[Element data from apps and pages]
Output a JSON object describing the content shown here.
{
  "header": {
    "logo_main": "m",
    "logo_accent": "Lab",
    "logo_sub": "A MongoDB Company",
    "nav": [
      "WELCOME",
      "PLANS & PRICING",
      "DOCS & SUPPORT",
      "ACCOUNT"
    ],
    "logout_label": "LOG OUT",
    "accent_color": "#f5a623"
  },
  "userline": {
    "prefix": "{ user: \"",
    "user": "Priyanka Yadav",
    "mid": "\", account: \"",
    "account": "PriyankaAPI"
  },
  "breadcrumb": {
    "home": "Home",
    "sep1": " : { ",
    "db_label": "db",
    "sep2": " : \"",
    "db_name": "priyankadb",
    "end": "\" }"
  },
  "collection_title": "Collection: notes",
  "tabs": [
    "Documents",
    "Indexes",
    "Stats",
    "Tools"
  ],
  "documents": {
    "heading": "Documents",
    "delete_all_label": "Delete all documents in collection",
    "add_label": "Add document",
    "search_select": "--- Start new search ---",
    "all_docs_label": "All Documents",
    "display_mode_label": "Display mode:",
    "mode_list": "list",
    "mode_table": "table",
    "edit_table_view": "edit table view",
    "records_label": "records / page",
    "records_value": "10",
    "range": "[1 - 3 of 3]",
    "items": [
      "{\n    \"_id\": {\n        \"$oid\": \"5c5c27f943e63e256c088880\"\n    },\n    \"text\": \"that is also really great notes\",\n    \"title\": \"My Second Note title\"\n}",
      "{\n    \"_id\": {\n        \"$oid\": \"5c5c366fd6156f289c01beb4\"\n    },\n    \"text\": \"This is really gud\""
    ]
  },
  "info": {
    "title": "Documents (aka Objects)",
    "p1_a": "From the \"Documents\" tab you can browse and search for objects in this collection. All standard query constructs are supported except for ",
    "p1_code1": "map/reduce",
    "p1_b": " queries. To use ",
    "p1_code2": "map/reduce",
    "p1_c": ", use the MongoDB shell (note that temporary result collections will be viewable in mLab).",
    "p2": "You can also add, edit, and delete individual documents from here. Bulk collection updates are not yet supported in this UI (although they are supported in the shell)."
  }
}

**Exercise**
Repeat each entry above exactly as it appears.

**Exercise answer**
Output a JSON object describing the content shown here.
{
  "header": {
    "logo_main": "m",
    "logo_accent": "Lab",
    "logo_sub": "A MongoDB Company",
    "nav": [
      "WELCOME",
      "PLANS & PRICING",
      "DOCS & SUPPORT",
      "ACCOUNT"
    ],
    "logout_label": "LOG OUT",
    "accent_color": "#f5a623"
  },
  "userline": {
    "prefix": "{ user: \"",
    "user": "Priyanka Yadav",
    "mid": "\", account: \"",
    "account": "PriyankaAPI"
  },
  "breadcrumb": {
    "home": "Home",
    "sep1": " : { ",
    "db_label": "db",
    "sep2": " : \"",
    "db_name": "priyankadb",
    "end": "\" }"
  },
  "collection_title": "Collection: notes",
  "tabs": [
    "Documents",
    "Indexes",
    "Stats",
    "Tools"
  ],
  "documents": {
    "heading": "Documents",
    "delete_all_label": "Delete all documents in collection",
    "add_label": "Add document",
    "search_select": "--- Start new search ---",
    "all_docs_label": "All Documents",
    "display_mode_label": "Display mode:",
    "mode_list": "list",
    "mode_table": "table",
    "edit_table_view": "edit table view",
    "records_label": "records / page",
    "records_value": "10",
    "range": "[1 - 3 of 3]",
    "items": [
      "{\n    \"_id\": {\n        \"$oid\": \"5c5c27f943e63e256c088880\"\n    },\n    \"text\": \"that is also really great notes\",\n    \"title\": \"My Second Note title\"\n}",
      "{\n    \"_id\": {\n        \"$oid\": \"5c5c366fd6156f289c01beb4\"\n    },\n    \"text\": \"This is really gud\""
    ]
  },
  "info": {
    "title": "Documents (aka Objects)",
    "p1_a": "From the \"Documents\" tab you can browse and search for objects in this collection. All standard query constructs are supported except for ",
    "p1_code1": "map/reduce",
    "p1_b": " queries. To use ",
    "p1_code2": "map/reduce",
    "p1_c": ", use the MongoDB shell (note that temporary result collections will be viewable in mLab).",
    "p2": "You can also add, edit, and delete individual documents from here. Bulk collection updates are not yet supported in this UI (although they are supported in the shell)."
  }
}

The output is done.